A large gong sounds and singing bowls ring as a man in linen pants steps softly around near-comatose Moogfest attendees and rings chimes over their supine forms. The smell of burning palo santo wood lingers in the air. I am lying on a cracked foam rubber camping mattress I scrounged from my trunk because I forgot my yoga mat.
The man officiating the ceremony is Garth Robertson, a professional musician turned sound shaman, and we are in the midst of a sacred sound bath, a music-as-medicine program he has honed for years since a meditative trip to work with shamans in Peru.
On his trip to Peru, Robertson and his wife were isolated deep in the Peruvian jungles for 10 days, hearing the sacred songs of shaman healers with very little to distract them. As he meditated on his experience, the idea kept coming back to him.
“You’re basically isolated all by yourself in the jungle for 10 days, and [the idea for the sacred sound baths] kept coming back up louder and louder,” Robertson said.
Running from my car to the event, I showed up late, sweaty and flustered from the oppressive humidity. Yet, as Robertson instructed us to come back to our breath, I gradually relaxed into the ground and drifted into a meditative rest, not unlike a deep savasana at the end of a yoga practice.
A professional musician by trade, Robertson originally got the idea for these sound healing workshops as he played in local venues around Raleigh-Durham.
“When you’re in a bar and you see someone that’s not having a good day, but they get the gumption to come up and ask for a song and I know it, it can actually change them,” Robertson said. “They can start actually enjoying themselves.”
Through working one-on-one with clients at his home near the Haw River, Robertson has developed his own personal brand of sound shamanism that is both intensive and dynamic, taking cues from the musical traditions of many countries and combining them into a unique medley that stays true to its multicultural roots.
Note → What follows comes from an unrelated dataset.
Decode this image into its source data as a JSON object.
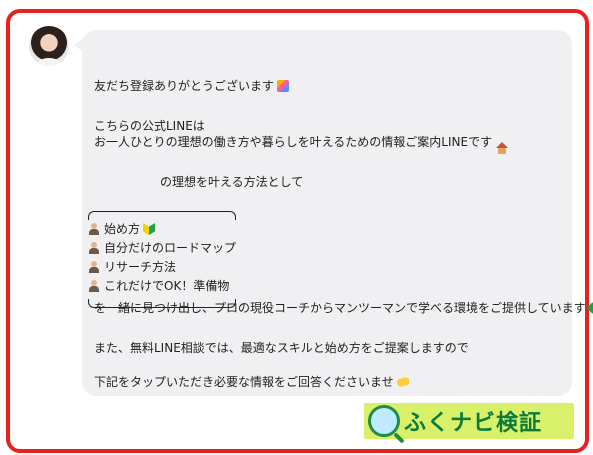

While he works exclusively with non-electronic instruments, something out of place at Moogfest, a festival built around the legendary Moog synthesizer and its creator Bob Moog, the experience fits in to this year’s theme of “technoshamanism” – using technology to further spiritual practices.
Like the nature of sound healing, Robertson’s involvement with the festival itself is a beautiful mystery. He did not apply to be a part of Moogfest, and the booking agent was unsure of how they heard of him in the first place.
As the attendees and I continued to be soothed by Robertson’s musical offerings, the sounds seemed to come in waves. Dynamic chimes, droning didgeridoos, powerful gongs and chanting moved the room into a chilled out space I was not entirely prepared for, and when the experience came to an end, I was shocked at how peaceful I felt.
Although Robertson still plays a decidedly different style of music in local bars and restaurants around the Raleigh-Durham area, his dedication to his sound shamanism is paying off. While money is not his motivation behind offering these workshops, as more opportunities come his way, he has been able to focus on this calling.
“The universe really started to open up and give me a lot of avenues,” Robertson said.
You can find out more about Robertson and his sacred sound practice at www.songofthesacred.com